■ YOUR INSTRUCTIONS
Although the data below contains pictures, please reproduce only its words, exactly.

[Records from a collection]
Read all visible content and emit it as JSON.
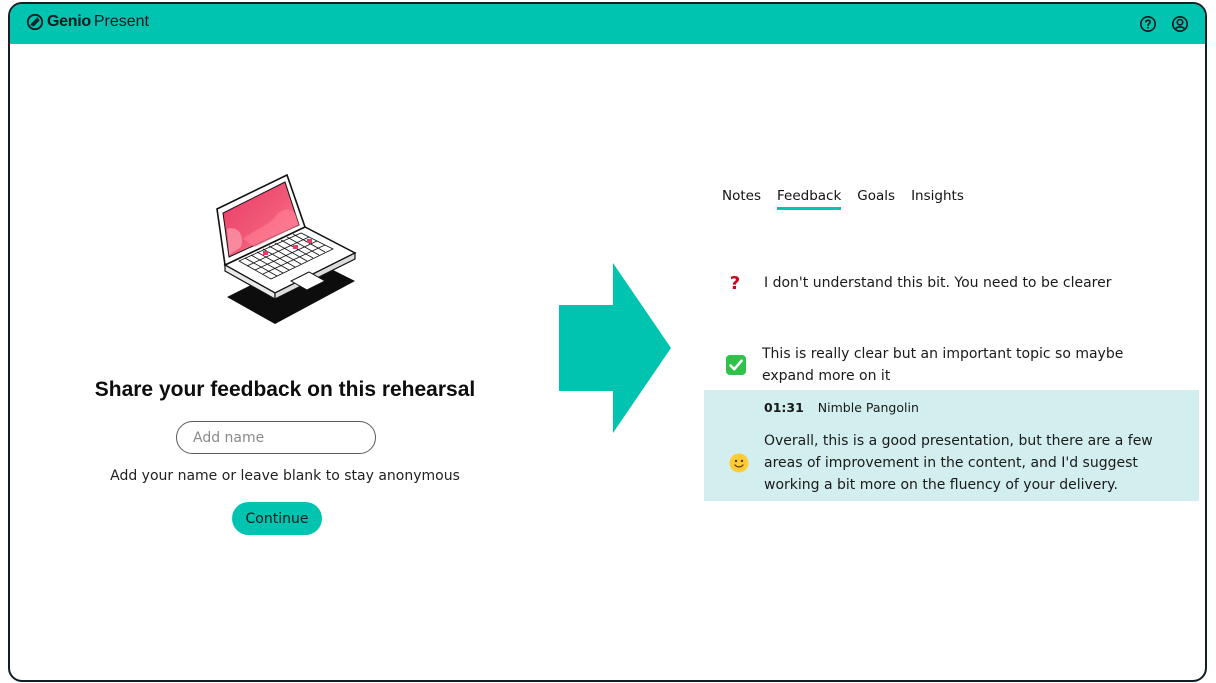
{
  "app": {
    "brand_bold": "Genio",
    "brand_light": "Present"
  },
  "header": {
    "icons": [
      "help-icon",
      "account-icon"
    ]
  },
  "share": {
    "title": "Share your feedback on this rehearsal",
    "name_placeholder": "Add name",
    "name_value": "",
    "hint": "Add your name or leave blank to stay anonymous",
    "continue_label": "Continue"
  },
  "tabs": [
    {
      "label": "Notes",
      "active": false
    },
    {
      "label": "Feedback",
      "active": true
    },
    {
      "label": "Goals",
      "active": false
    },
    {
      "label": "Insights",
      "active": false
    }
  ],
  "feedback": [
    {
      "icon": "question-mark-icon",
      "symbol": "?",
      "text": "I don't understand this bit. You need to be clearer"
    },
    {
      "icon": "check-mark-icon",
      "text": "This is really clear but an important topic so maybe expand more on it"
    }
  ],
  "highlighted_comment": {
    "time": "01:31",
    "author": "Nimble Pangolin",
    "icon": "smiley-face-icon",
    "text": "Overall, this is a good presentation, but there are a few areas of improvement in the content, and I'd suggest working a bit more on the fluency of your delivery."
  },
  "colors": {
    "accent": "#00c4b0",
    "highlight": "#d3eeee",
    "question": "#d0021b",
    "check": "#2ec24a"
  }
}
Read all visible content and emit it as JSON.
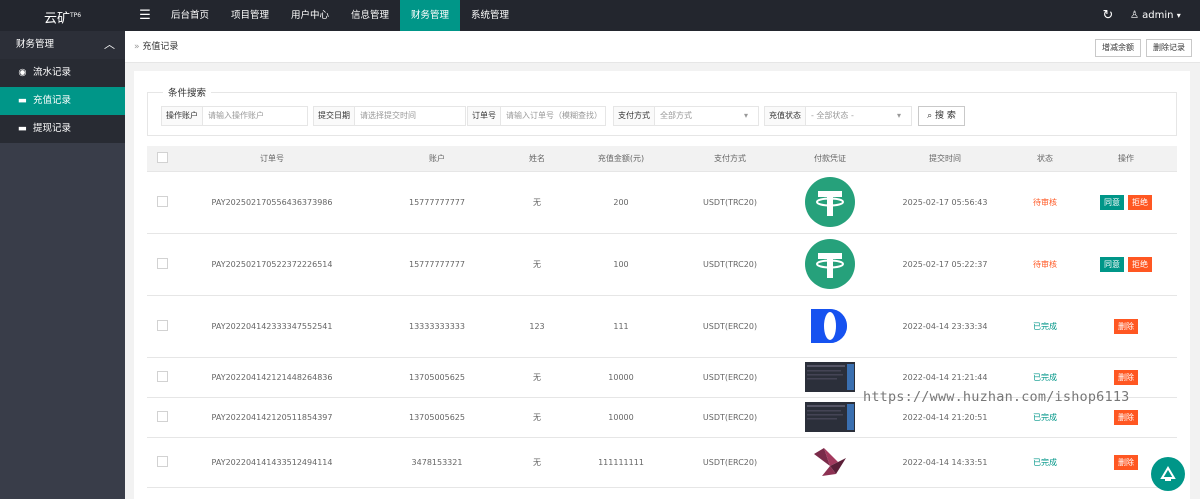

■ EXERCISE RESULT
Read all visible content and emit it as JSON.
{
  "app": {
    "brand_bold": "Genio",
    "brand_light": "Present"
  },
  "header": {
    "icons": [
      "help-icon",
      "account-icon"
    ]
  },
  "share": {
    "title": "Share your feedback on this rehearsal",
    "name_placeholder": "Add name",
    "name_value": "",
    "hint": "Add your name or leave blank to stay anonymous",
    "continue_label": "Continue"
  },
  "tabs": [
    {
      "label": "Notes",
      "active": false
    },
    {
      "label": "Feedback",
      "active": true
    },
    {
      "label": "Goals",
      "active": false
    },
    {
      "label": "Insights",
      "active": false
    }
  ],
  "feedback": [
    {
      "icon": "question-mark-icon",
      "symbol": "?",
      "text": "I don't understand this bit. You need to be clearer"
    },
    {
      "icon": "check-mark-icon",
      "text": "This is really clear but an important topic so maybe expand more on it"
    }
  ],
  "highlighted_comment": {
    "time": "01:31",
    "author": "Nimble Pangolin",
    "icon": "smiley-face-icon",
    "text": "Overall, this is a good presentation, but there are a few areas of improvement in the content, and I'd suggest working a bit more on the fluency of your delivery."
  },
  "colors": {
    "accent": "#00c4b0",
    "highlight": "#d3eeee",
    "question": "#d0021b",
    "check": "#2ec24a"
  }
}
Read all visible content and emit it as JSON.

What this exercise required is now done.